Professor Kwame Adom-Frimpong, the Chairman of the Public Interest and Accountability Committee (PIAC), has urged the Ministry of Finance to minimise its short-term reliance on the Ghana Stabilitisation Fund to finance government expenditure.
Allowing the GSF to grow, he said, placed the government in a better position to withstand economic shocks that may arise as a result of unfavourable economic patterns or unpredicted shortfalls in petroleum revenue.
“The fact that the cap is there does not mean that if funds exceed, we should go and withdraw from it,” he said.
Prof Adom-Frimpong was speaking on the semi-annual report on the Management and Use of Petroleum Revenues for January to June 2021, at a stakeholder engagement with some students at the University of Professional Studies, Accra.
The engagement was part of activities to mark the 10th anniversary of PIAC, which has a mandate of creating a platform for public debate on oil revenue.
The Ghana Stabilitisation Fund (GSF), which is a component of the Ghana Petroleum Funds (GPF) was set up to allow for money to be sourced to balance the budget.
Prof Adom-Frimpong said though the Minister of Finance had discretion, it was subject to Parliamentary approval and the cap on how much could be accrued to the GSF as necessitated by macroeconomic conditions.
He further explained that the cap could be reviewed downwards or upwards depending on dynamics on the oil market.
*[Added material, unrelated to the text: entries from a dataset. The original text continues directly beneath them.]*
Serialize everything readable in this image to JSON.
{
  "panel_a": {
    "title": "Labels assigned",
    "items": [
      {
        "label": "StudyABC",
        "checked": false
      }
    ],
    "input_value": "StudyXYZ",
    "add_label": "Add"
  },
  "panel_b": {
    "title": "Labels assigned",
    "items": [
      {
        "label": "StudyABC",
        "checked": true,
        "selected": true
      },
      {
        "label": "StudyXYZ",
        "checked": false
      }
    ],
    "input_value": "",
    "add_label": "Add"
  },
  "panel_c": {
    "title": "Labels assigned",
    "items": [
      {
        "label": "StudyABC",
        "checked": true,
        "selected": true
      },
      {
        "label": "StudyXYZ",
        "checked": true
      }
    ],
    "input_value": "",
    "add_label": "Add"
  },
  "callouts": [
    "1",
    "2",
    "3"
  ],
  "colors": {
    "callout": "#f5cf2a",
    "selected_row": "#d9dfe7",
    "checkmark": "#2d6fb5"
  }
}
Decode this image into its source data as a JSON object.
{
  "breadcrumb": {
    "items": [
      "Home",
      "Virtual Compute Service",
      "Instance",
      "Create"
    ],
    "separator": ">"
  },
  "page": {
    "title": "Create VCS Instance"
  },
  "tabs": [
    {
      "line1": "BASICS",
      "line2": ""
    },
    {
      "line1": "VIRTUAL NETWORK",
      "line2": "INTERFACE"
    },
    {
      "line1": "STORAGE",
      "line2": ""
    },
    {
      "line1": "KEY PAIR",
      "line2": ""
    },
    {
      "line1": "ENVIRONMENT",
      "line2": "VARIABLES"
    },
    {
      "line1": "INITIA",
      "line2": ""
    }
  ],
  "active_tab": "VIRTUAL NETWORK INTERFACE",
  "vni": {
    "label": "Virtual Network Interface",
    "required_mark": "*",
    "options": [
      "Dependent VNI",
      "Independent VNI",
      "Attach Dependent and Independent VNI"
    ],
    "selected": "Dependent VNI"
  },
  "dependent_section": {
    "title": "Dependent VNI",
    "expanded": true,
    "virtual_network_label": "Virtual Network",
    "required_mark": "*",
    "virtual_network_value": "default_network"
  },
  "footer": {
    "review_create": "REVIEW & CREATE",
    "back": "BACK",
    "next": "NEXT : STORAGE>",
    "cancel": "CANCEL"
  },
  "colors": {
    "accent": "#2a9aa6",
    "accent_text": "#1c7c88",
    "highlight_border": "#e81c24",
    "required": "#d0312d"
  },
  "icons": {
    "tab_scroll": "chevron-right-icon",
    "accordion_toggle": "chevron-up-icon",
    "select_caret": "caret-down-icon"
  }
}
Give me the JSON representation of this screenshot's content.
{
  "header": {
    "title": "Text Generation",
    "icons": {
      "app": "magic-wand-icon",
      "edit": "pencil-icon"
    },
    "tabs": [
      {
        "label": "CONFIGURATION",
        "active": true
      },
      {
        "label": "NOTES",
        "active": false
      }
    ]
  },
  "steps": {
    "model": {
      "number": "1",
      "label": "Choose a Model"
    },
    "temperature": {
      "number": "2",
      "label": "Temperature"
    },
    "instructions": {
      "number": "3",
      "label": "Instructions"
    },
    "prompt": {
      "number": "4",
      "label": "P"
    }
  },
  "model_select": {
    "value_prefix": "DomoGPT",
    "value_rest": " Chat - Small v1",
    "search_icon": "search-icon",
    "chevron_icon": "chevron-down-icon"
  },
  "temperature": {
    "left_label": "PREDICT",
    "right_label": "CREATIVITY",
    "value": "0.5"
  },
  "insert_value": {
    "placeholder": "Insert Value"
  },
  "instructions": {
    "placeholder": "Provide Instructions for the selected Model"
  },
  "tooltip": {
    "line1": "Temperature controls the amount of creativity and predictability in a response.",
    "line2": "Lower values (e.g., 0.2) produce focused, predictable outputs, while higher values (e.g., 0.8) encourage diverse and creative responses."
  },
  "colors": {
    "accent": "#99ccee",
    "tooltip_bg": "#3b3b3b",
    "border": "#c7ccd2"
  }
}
With the cap currently at US$100 million, the semi-annual report said excess over the cap amounted to US$38.84 million, while the closing amount stood at US$138.84 million as at June 2021.
Dr John Kwaku Mensah Mawutor, the Vice Dean of Graduate Studies, UPSA, in an interview with Ghana News Agency, highlighted the need for legislations on petroleum revenue to “tie the hands of government where instead of budget support, the money would be put into development projects, which will improve the worth of Ghanaians.”
Miss Mabel Obeng, a level 300 student, appealed to PIAC to make recommendations for the use of oil revenue to help Ghanaians along the coastal areas because they were more likely to suffer from the adverse effect of climate change with off-shore drilling activities being a contributory factor.